* [WORK REQUIRED]: In the material below, find each line that contains the word "post" and copy it.
....
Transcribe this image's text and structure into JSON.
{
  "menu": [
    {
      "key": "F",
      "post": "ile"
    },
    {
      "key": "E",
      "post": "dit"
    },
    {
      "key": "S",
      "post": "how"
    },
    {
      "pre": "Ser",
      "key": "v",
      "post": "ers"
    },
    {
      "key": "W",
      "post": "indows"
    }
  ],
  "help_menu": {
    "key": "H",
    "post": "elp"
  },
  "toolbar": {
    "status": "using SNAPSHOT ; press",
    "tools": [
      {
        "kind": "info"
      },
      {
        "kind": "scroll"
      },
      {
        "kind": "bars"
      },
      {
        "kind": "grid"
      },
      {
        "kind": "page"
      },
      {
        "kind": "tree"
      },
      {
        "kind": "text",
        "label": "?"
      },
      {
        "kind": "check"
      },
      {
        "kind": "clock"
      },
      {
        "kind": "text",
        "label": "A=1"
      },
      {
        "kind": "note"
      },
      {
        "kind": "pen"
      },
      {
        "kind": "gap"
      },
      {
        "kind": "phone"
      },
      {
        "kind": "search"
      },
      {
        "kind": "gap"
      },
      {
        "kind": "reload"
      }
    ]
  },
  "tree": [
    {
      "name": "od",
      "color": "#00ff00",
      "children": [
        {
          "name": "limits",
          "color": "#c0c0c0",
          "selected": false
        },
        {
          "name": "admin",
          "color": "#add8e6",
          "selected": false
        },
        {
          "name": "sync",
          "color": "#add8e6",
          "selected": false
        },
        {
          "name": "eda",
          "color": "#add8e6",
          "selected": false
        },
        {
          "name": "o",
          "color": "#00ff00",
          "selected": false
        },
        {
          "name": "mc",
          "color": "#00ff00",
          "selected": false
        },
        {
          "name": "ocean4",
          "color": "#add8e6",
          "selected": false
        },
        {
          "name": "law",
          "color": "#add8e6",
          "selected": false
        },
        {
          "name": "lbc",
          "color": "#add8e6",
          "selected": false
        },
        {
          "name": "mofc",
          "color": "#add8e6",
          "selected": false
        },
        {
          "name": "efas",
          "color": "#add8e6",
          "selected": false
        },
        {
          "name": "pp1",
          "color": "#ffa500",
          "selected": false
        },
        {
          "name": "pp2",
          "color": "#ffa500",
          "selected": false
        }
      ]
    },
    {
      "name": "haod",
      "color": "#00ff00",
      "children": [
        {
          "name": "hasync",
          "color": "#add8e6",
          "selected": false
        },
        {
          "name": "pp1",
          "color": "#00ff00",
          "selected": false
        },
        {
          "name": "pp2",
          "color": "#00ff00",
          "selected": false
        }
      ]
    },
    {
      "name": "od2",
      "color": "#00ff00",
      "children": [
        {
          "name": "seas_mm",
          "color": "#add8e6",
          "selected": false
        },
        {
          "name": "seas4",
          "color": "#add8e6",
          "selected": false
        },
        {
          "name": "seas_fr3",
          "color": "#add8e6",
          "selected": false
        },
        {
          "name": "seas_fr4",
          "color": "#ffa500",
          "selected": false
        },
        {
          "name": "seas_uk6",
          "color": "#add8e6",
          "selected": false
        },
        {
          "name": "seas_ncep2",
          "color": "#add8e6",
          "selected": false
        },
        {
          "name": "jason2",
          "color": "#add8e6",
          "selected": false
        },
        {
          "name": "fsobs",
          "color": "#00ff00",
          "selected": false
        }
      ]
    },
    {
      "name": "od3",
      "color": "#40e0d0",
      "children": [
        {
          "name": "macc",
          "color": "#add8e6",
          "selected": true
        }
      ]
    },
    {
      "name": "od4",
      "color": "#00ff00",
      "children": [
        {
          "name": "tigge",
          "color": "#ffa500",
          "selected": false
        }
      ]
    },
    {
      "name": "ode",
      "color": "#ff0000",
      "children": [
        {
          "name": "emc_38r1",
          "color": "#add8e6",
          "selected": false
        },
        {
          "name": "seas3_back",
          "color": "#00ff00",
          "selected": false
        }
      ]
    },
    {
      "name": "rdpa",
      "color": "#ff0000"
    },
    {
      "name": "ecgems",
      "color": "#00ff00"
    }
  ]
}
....
* [EXERCISE OUTPUT]:
      "post": "ile"
      "post": "dit"
      "post": "how"
      "post": "ers"
      "post": "indows"
    "post": "elp"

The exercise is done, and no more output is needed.